## EXERCISE GOAL
Count every line that includes the string "Editor" in the entries that follow. Nothing besides the number is needed.

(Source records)
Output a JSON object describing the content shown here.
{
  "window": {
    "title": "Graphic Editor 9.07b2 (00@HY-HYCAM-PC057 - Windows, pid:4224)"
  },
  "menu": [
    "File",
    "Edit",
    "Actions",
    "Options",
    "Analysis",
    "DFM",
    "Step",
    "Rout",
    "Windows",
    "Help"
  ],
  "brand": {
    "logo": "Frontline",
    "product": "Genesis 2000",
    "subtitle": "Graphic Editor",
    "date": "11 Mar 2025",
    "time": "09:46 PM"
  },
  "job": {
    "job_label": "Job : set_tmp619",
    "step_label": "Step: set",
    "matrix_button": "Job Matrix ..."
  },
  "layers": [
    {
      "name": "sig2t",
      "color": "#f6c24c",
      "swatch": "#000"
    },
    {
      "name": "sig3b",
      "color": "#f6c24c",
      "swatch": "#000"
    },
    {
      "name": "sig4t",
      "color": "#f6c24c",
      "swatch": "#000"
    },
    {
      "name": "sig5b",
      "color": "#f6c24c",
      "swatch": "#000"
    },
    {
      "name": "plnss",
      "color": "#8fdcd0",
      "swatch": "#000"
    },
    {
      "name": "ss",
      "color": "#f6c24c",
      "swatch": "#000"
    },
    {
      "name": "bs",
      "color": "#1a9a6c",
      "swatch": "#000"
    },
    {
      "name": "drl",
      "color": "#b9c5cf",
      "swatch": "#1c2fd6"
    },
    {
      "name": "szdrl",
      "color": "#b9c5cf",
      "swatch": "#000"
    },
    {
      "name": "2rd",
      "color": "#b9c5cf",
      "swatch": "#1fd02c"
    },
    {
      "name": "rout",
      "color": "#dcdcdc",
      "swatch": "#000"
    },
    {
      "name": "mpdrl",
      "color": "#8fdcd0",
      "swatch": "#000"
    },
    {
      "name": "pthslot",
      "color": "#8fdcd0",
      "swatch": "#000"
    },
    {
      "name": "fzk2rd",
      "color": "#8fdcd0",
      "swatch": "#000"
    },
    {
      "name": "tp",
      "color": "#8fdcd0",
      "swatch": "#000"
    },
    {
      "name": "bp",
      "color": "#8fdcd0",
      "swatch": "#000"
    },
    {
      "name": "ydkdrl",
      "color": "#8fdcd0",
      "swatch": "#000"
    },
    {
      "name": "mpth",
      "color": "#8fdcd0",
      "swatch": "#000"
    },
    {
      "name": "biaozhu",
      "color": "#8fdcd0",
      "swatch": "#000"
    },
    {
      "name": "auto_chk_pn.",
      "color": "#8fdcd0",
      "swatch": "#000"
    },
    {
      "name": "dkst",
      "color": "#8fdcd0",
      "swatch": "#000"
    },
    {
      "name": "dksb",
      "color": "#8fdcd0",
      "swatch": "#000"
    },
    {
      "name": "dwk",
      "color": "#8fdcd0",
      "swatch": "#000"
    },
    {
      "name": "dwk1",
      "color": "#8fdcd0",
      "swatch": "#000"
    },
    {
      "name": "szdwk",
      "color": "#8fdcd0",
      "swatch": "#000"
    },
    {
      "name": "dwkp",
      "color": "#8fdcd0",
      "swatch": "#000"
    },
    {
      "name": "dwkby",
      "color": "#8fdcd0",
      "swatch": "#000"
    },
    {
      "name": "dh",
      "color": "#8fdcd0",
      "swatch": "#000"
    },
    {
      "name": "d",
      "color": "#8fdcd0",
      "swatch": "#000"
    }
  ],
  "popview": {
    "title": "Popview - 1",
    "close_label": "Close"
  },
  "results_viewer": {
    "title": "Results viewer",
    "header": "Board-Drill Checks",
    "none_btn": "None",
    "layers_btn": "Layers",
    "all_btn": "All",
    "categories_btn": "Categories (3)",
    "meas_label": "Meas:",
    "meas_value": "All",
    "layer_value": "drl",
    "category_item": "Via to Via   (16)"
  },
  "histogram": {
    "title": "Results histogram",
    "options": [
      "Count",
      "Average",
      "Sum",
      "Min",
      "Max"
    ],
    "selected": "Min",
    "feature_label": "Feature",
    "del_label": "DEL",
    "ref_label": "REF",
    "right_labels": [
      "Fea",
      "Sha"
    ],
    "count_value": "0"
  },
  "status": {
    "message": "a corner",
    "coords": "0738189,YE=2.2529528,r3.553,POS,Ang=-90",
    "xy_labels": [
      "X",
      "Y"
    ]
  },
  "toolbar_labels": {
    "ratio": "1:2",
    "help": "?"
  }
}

## RESULT OF THIS TASK
2